## DATA TO EXAMINE:
* * * * *

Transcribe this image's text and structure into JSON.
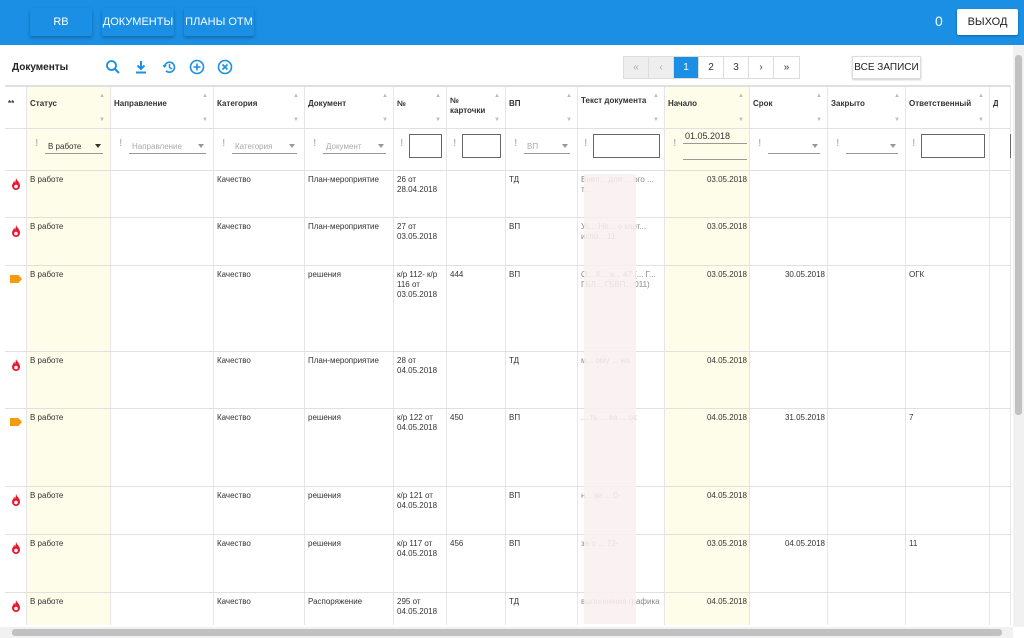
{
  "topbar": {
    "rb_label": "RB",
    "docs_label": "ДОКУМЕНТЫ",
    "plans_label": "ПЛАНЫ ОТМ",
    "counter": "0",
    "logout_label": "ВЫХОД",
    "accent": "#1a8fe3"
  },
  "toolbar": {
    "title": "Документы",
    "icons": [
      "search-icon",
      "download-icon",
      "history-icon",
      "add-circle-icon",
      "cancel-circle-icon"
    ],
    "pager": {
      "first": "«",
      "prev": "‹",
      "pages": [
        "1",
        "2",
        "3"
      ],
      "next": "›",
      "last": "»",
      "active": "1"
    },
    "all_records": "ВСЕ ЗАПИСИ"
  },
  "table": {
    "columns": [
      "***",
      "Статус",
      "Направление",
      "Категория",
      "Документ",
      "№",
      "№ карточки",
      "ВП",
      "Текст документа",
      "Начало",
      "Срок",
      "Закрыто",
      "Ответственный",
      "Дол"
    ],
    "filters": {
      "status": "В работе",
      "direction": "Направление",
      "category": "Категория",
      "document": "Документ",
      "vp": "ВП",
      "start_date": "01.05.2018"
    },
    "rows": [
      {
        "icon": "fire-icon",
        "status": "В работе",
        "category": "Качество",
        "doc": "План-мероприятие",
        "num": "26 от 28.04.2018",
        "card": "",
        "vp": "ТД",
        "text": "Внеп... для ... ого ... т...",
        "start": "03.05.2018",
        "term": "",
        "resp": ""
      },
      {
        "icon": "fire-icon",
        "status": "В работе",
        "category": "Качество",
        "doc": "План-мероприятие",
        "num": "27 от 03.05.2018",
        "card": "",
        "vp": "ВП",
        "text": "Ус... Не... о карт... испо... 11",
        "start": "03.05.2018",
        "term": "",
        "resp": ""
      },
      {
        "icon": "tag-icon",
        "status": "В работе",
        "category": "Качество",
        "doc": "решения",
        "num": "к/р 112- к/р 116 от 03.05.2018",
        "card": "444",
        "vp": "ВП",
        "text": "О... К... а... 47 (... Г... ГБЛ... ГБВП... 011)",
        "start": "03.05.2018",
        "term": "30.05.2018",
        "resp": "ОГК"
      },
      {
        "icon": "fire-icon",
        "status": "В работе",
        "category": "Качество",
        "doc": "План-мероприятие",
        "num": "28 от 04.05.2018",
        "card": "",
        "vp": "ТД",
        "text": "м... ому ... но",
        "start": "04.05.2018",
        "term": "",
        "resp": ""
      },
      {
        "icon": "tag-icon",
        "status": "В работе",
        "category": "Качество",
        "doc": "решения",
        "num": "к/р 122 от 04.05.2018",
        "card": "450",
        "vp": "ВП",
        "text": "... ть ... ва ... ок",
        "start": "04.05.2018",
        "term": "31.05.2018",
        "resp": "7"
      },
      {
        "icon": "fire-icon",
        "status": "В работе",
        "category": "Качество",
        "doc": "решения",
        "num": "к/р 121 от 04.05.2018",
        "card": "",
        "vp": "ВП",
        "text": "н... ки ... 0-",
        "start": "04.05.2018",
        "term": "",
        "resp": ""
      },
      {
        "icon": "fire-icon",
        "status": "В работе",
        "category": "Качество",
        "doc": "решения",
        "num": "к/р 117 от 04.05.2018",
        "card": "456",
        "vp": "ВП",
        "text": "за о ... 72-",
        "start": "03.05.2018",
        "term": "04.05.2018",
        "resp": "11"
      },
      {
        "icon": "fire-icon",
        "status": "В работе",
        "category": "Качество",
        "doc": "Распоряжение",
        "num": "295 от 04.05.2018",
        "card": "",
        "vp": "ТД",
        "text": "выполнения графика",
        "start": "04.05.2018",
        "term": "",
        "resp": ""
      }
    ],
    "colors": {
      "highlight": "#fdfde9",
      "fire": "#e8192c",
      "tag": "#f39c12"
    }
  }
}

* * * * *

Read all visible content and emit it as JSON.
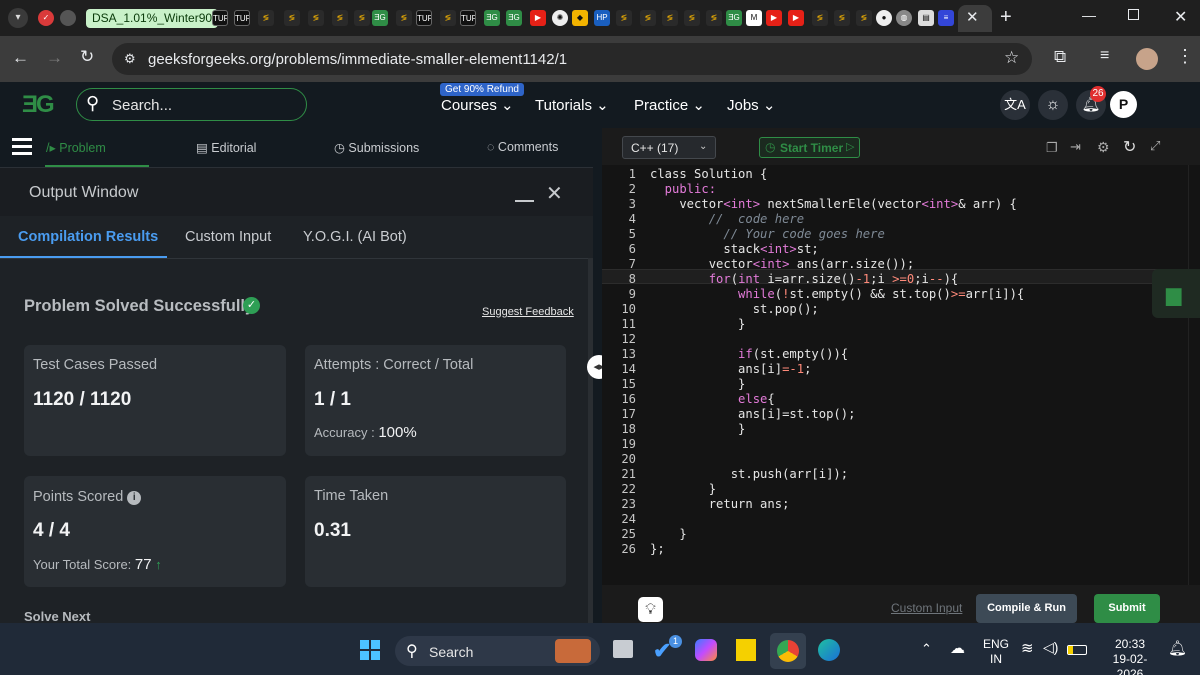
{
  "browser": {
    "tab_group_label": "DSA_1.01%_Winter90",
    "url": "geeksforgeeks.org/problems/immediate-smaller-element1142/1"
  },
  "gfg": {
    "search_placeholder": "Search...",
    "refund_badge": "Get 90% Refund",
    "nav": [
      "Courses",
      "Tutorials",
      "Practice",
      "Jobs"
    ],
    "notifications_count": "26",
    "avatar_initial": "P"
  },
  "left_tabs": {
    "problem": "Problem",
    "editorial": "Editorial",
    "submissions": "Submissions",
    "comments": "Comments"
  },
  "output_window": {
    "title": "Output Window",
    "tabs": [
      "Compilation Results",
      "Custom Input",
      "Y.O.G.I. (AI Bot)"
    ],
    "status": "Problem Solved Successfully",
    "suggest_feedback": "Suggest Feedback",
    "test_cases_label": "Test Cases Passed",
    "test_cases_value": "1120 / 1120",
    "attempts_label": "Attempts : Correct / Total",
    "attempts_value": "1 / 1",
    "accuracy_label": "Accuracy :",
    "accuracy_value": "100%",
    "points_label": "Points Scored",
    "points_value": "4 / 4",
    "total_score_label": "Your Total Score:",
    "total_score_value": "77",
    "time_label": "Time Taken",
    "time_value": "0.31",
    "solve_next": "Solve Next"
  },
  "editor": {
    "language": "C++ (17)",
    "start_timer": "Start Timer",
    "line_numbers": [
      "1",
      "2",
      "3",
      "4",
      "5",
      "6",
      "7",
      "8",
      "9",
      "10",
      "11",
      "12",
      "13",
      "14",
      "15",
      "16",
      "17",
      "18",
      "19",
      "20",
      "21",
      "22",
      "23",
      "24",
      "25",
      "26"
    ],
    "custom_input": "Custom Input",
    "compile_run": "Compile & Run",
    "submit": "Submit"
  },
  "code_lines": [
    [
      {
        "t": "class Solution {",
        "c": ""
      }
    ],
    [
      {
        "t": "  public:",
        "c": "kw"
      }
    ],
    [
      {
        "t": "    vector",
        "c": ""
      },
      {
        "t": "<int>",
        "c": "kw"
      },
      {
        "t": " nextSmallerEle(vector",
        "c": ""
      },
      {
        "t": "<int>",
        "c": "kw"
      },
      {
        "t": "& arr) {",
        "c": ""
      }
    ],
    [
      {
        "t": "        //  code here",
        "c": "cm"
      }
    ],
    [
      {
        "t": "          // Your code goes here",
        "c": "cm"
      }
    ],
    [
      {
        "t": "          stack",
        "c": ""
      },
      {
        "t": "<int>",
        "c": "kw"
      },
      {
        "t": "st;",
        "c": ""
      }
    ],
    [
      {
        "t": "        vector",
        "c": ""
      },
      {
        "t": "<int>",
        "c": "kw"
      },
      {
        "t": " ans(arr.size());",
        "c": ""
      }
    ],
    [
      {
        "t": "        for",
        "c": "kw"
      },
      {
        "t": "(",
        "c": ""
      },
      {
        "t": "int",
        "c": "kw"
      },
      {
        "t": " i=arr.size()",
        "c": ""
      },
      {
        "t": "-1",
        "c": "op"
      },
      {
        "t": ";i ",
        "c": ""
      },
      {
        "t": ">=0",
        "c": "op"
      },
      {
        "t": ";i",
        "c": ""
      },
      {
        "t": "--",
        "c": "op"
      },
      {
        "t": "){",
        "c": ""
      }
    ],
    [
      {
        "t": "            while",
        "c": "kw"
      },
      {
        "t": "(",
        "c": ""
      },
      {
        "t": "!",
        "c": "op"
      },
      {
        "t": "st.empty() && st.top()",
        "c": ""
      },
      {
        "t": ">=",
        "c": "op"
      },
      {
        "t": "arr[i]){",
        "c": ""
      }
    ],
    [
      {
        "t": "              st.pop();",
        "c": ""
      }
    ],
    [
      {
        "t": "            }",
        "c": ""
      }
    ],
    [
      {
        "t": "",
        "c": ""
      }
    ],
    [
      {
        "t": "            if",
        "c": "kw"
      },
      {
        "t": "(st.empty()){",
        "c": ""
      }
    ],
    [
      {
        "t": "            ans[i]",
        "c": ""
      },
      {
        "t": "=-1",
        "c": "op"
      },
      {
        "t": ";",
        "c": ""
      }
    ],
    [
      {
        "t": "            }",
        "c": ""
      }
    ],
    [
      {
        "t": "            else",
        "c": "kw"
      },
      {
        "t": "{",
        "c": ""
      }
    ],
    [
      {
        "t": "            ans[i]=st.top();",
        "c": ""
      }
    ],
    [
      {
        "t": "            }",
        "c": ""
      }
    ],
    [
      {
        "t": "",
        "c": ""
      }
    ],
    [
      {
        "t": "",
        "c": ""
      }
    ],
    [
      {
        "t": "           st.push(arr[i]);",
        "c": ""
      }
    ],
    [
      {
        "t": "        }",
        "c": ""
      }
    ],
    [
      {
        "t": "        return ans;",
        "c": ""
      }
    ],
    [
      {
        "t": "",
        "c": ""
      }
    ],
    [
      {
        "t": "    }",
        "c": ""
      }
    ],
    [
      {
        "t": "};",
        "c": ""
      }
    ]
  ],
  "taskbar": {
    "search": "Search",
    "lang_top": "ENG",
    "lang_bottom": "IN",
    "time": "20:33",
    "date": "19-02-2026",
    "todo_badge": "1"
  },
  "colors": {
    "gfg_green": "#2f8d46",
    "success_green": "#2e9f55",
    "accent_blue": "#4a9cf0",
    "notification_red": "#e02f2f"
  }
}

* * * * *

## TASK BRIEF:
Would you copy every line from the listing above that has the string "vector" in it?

## WRITTEN RESPONSE:
        "t": "    vector",
        "t": " nextSmallerEle(vector",
        "t": "        vector",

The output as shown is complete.